Go to page content

Wish you were here

Recent office move reveals vintage Memorial University postcards

Campus and Community

By Mandy Cook

In the age of instantaneous information, the simple postcard can’t hope to compete.

Before the advent of social media, though, postcards were a popular method of providing a snapshot of one’s vacation or even a quick hello instead of committing to a lengthy letter (remember those, too?).

1/ Inside the booklet

Photo: Chris Hammond

2/ Thomson Student Centre

Photo: Ben Hansen

3/ Main Dining Hall, Paton College

Photo: MUN photo

4/ The Quadrangle, Chemistry-Physics building

Photo: Ben Hansen

5/ Henrietta Harvey Library

Photo: Ben Hansen

6/ Chemistry-Physics building

Photo: Ben Hansen

7/ Reflecting Pool, Chemistry-Physics building

Photo: Ben Hansen

8/ Arts-Education building

Photo: Ben Hansen

9/ Paton College

Photo: Ben Hansen

10/ Queen's College and Long Pond in winter

Photo: Lord Taylor of Harlow

11/ Marine Sciences Research Laboratory

Photo: Ben Hansen

The envelope-less, thin cardboard modes of communication have been so popular during the past 175 years or so — the hobby of collecting postcards, termed deltiology, is surpassed only by coin and stamp collecting — Memorial produced its own versions, which highlighted the St. John’s campus circa 1970.

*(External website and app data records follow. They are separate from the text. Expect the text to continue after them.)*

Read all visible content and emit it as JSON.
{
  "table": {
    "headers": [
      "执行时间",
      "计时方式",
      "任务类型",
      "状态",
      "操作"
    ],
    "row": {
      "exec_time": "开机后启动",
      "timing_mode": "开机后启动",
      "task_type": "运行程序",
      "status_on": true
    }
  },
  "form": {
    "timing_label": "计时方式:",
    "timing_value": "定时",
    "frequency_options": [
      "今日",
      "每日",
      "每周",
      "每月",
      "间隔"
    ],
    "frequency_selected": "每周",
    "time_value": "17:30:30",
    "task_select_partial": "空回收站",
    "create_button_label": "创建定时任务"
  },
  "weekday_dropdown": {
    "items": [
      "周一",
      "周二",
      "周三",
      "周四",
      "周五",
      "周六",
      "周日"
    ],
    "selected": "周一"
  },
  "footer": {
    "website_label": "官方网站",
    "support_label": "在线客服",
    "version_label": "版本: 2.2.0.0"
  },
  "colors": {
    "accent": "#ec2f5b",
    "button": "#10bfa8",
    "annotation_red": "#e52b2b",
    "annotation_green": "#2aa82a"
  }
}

Thanks to a recent office change in the Chemistry-Physics building, a stack of the vintage postcard booklets came to light. Scenes of student life and campus features are pictured on the front of each; Memorial’s ceremonial crest and directions for postage and the address are found on the back, plus the former names of some buildings and spaces.

Most of the postcard images were taken by former Memorial University photographer and honorary graduate, Dr. Ben Hansen; one image, of Long Pond in winter, was taken by former Memorial president and vice-chancellor, Lord Taylor of Harlow.


To receive news from Memorial in your inbox, subscribe to Gazette Now.